:: Source information ::

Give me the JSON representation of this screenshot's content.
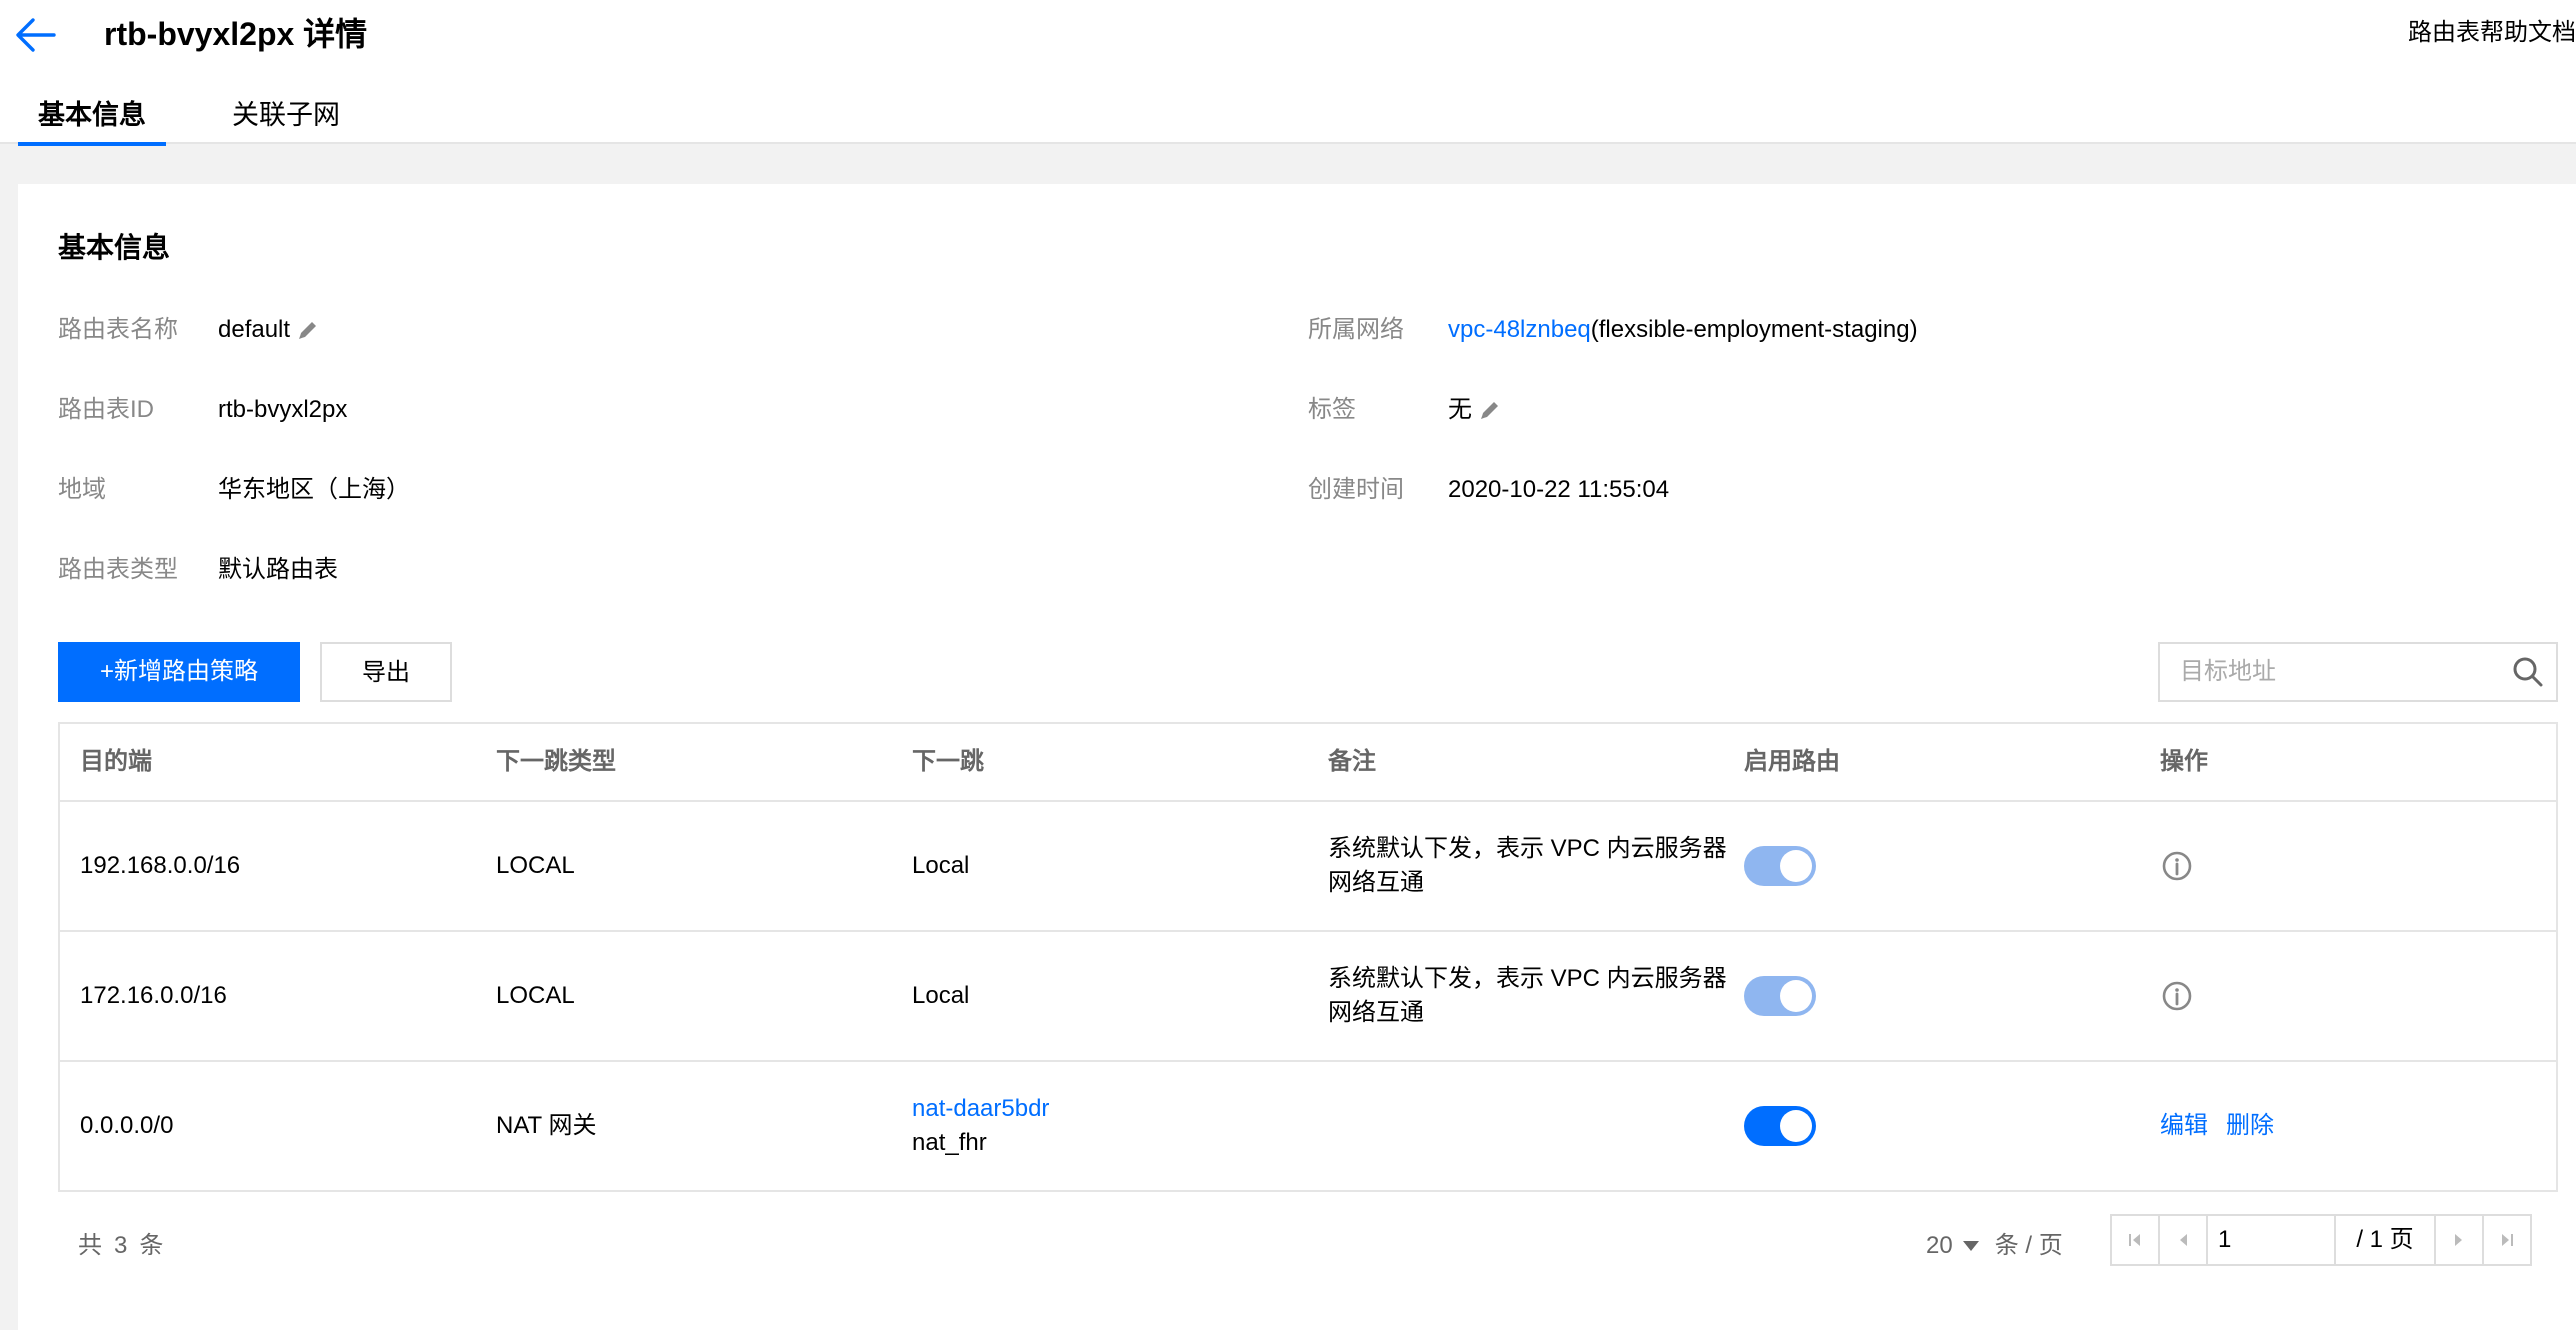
{
  "header": {
    "title": "rtb-bvyxl2px 详情",
    "help_link": "路由表帮助文档"
  },
  "tabs": [
    {
      "label": "基本信息",
      "active": true
    },
    {
      "label": "关联子网",
      "active": false
    }
  ],
  "basic_info": {
    "section_title": "基本信息",
    "fields": {
      "name": {
        "label": "路由表名称",
        "value": "default"
      },
      "id": {
        "label": "路由表ID",
        "value": "rtb-bvyxl2px"
      },
      "region": {
        "label": "地域",
        "value": "华东地区（上海）"
      },
      "type": {
        "label": "路由表类型",
        "value": "默认路由表"
      },
      "vpc": {
        "label": "所属网络",
        "link": "vpc-48lznbeq",
        "suffix": "(flexsible-employment-staging)"
      },
      "tags": {
        "label": "标签",
        "value": "无"
      },
      "created": {
        "label": "创建时间",
        "value": "2020-10-22 11:55:04"
      }
    }
  },
  "toolbar": {
    "add_label": "+新增路由策略",
    "export_label": "导出",
    "search_placeholder": "目标地址"
  },
  "table": {
    "columns": [
      "目的端",
      "下一跳类型",
      "下一跳",
      "备注",
      "启用路由",
      "操作"
    ],
    "rows": [
      {
        "dest": "192.168.0.0/16",
        "hop_type": "LOCAL",
        "hop": "Local",
        "hop_sub": "",
        "note": "系统默认下发，表示 VPC 内云服务器网络互通",
        "enabled": true,
        "editable": false
      },
      {
        "dest": "172.16.0.0/16",
        "hop_type": "LOCAL",
        "hop": "Local",
        "hop_sub": "",
        "note": "系统默认下发，表示 VPC 内云服务器网络互通",
        "enabled": true,
        "editable": false
      },
      {
        "dest": "0.0.0.0/0",
        "hop_type": "NAT 网关",
        "hop": "nat-daar5bdr",
        "hop_sub": "nat_fhr",
        "note": "",
        "enabled": true,
        "editable": true
      }
    ],
    "edit_label": "编辑",
    "delete_label": "删除"
  },
  "pagination": {
    "total_prefix": "共",
    "total_count": "3",
    "total_suffix": "条",
    "page_size": "20",
    "page_size_unit": "条 / 页",
    "current_page": "1",
    "total_pages": "/ 1 页"
  },
  "colors": {
    "primary": "#006eff",
    "toggle_disabled_on": "#8fb6f0",
    "toggle_on": "#006eff",
    "border": "#e5e5e5"
  }
}
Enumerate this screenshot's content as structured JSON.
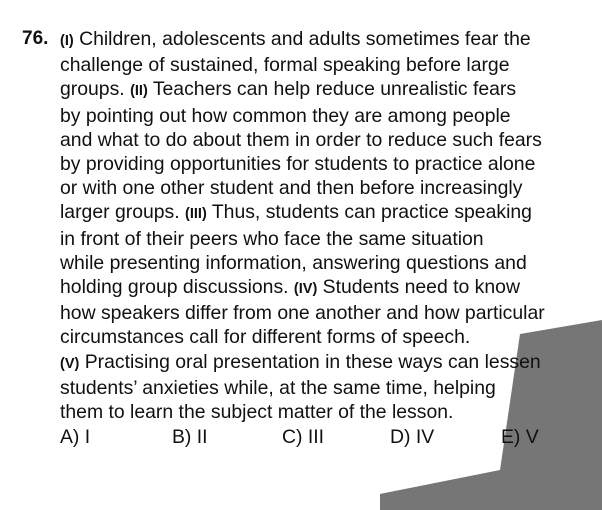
{
  "question": {
    "number": "76.",
    "lines": [
      [
        {
          "mark": "(I)",
          "text": " Children, adolescents and adults sometimes fear the"
        }
      ],
      [
        {
          "text": "challenge of sustained, formal speaking before large"
        }
      ],
      [
        {
          "text": "groups. "
        },
        {
          "mark": "(II)",
          "text": " Teachers can help reduce unrealistic fears"
        }
      ],
      [
        {
          "text": "by pointing out how common they are among people"
        }
      ],
      [
        {
          "text": "and what to do about them in order to reduce such fears"
        }
      ],
      [
        {
          "text": "by providing opportunities for students to practice alone"
        }
      ],
      [
        {
          "text": "or with one other student and then before increasingly"
        }
      ],
      [
        {
          "text": "larger groups. "
        },
        {
          "mark": "(III)",
          "text": " Thus, students can practice speaking"
        }
      ],
      [
        {
          "text": "in front of their peers who face the same situation"
        }
      ],
      [
        {
          "text": "while presenting information, answering questions and"
        }
      ],
      [
        {
          "text": "holding group discussions. "
        },
        {
          "mark": "(IV)",
          "text": " Students need to know"
        }
      ],
      [
        {
          "text": "how speakers differ from one another and how particular"
        }
      ],
      [
        {
          "text": "circumstances call for different forms of speech."
        }
      ],
      [
        {
          "mark": "(V)",
          "text": " Practising oral presentation in these ways can lessen"
        }
      ],
      [
        {
          "text": "students’ anxieties while, at the same time, helping"
        }
      ],
      [
        {
          "text": "them to learn the subject matter of the lesson."
        }
      ]
    ],
    "options": [
      {
        "label": "A) I"
      },
      {
        "label": "B) II"
      },
      {
        "label": "C) III"
      },
      {
        "label": "D) IV"
      },
      {
        "label": "E) V"
      }
    ]
  },
  "colors": {
    "text": "#111111",
    "watermark": "#6f6f6f"
  }
}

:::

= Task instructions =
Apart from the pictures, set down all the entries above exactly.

= Answer to this problem =
Give me the JSON representation of this screenshot's content.
{
  "header": {
    "title": "rtb-bvyxl2px 详情",
    "help_link": "路由表帮助文档"
  },
  "tabs": [
    {
      "label": "基本信息",
      "active": true
    },
    {
      "label": "关联子网",
      "active": false
    }
  ],
  "basic_info": {
    "section_title": "基本信息",
    "fields": {
      "name": {
        "label": "路由表名称",
        "value": "default"
      },
      "id": {
        "label": "路由表ID",
        "value": "rtb-bvyxl2px"
      },
      "region": {
        "label": "地域",
        "value": "华东地区（上海）"
      },
      "type": {
        "label": "路由表类型",
        "value": "默认路由表"
      },
      "vpc": {
        "label": "所属网络",
        "link": "vpc-48lznbeq",
        "suffix": "(flexsible-employment-staging)"
      },
      "tags": {
        "label": "标签",
        "value": "无"
      },
      "created": {
        "label": "创建时间",
        "value": "2020-10-22 11:55:04"
      }
    }
  },
  "toolbar": {
    "add_label": "+新增路由策略",
    "export_label": "导出",
    "search_placeholder": "目标地址"
  },
  "table": {
    "columns": [
      "目的端",
      "下一跳类型",
      "下一跳",
      "备注",
      "启用路由",
      "操作"
    ],
    "rows": [
      {
        "dest": "192.168.0.0/16",
        "hop_type": "LOCAL",
        "hop": "Local",
        "hop_sub": "",
        "note": "系统默认下发，表示 VPC 内云服务器网络互通",
        "enabled": true,
        "editable": false
      },
      {
        "dest": "172.16.0.0/16",
        "hop_type": "LOCAL",
        "hop": "Local",
        "hop_sub": "",
        "note": "系统默认下发，表示 VPC 内云服务器网络互通",
        "enabled": true,
        "editable": false
      },
      {
        "dest": "0.0.0.0/0",
        "hop_type": "NAT 网关",
        "hop": "nat-daar5bdr",
        "hop_sub": "nat_fhr",
        "note": "",
        "enabled": true,
        "editable": true
      }
    ],
    "edit_label": "编辑",
    "delete_label": "删除"
  },
  "pagination": {
    "total_prefix": "共",
    "total_count": "3",
    "total_suffix": "条",
    "page_size": "20",
    "page_size_unit": "条 / 页",
    "current_page": "1",
    "total_pages": "/ 1 页"
  },
  "colors": {
    "primary": "#006eff",
    "toggle_disabled_on": "#8fb6f0",
    "toggle_on": "#006eff",
    "border": "#e5e5e5"
  }
}
Enumerate this screenshot's content as structured JSON.
{
  "question": {
    "number": "76.",
    "lines": [
      [
        {
          "mark": "(I)",
          "text": " Children, adolescents and adults sometimes fear the"
        }
      ],
      [
        {
          "text": "challenge of sustained, formal speaking before large"
        }
      ],
      [
        {
          "text": "groups. "
        },
        {
          "mark": "(II)",
          "text": " Teachers can help reduce unrealistic fears"
        }
      ],
      [
        {
          "text": "by pointing out how common they are among people"
        }
      ],
      [
        {
          "text": "and what to do about them in order to reduce such fears"
        }
      ],
      [
        {
          "text": "by providing opportunities for students to practice alone"
        }
      ],
      [
        {
          "text": "or with one other student and then before increasingly"
        }
      ],
      [
        {
          "text": "larger groups. "
        },
        {
          "mark": "(III)",
          "text": " Thus, students can practice speaking"
        }
      ],
      [
        {
          "text": "in front of their peers who face the same situation"
        }
      ],
      [
        {
          "text": "while presenting information, answering questions and"
        }
      ],
      [
        {
          "text": "holding group discussions. "
        },
        {
          "mark": "(IV)",
          "text": " Students need to know"
        }
      ],
      [
        {
          "text": "how speakers differ from one another and how particular"
        }
      ],
      [
        {
          "text": "circumstances call for different forms of speech."
        }
      ],
      [
        {
          "mark": "(V)",
          "text": " Practising oral presentation in these ways can lessen"
        }
      ],
      [
        {
          "text": "students’ anxieties while, at the same time, helping"
        }
      ],
      [
        {
          "text": "them to learn the subject matter of the lesson."
        }
      ]
    ],
    "options": [
      {
        "label": "A) I"
      },
      {
        "label": "B) II"
      },
      {
        "label": "C) III"
      },
      {
        "label": "D) IV"
      },
      {
        "label": "E) V"
      }
    ]
  },
  "colors": {
    "text": "#111111",
    "watermark": "#6f6f6f"
  }
}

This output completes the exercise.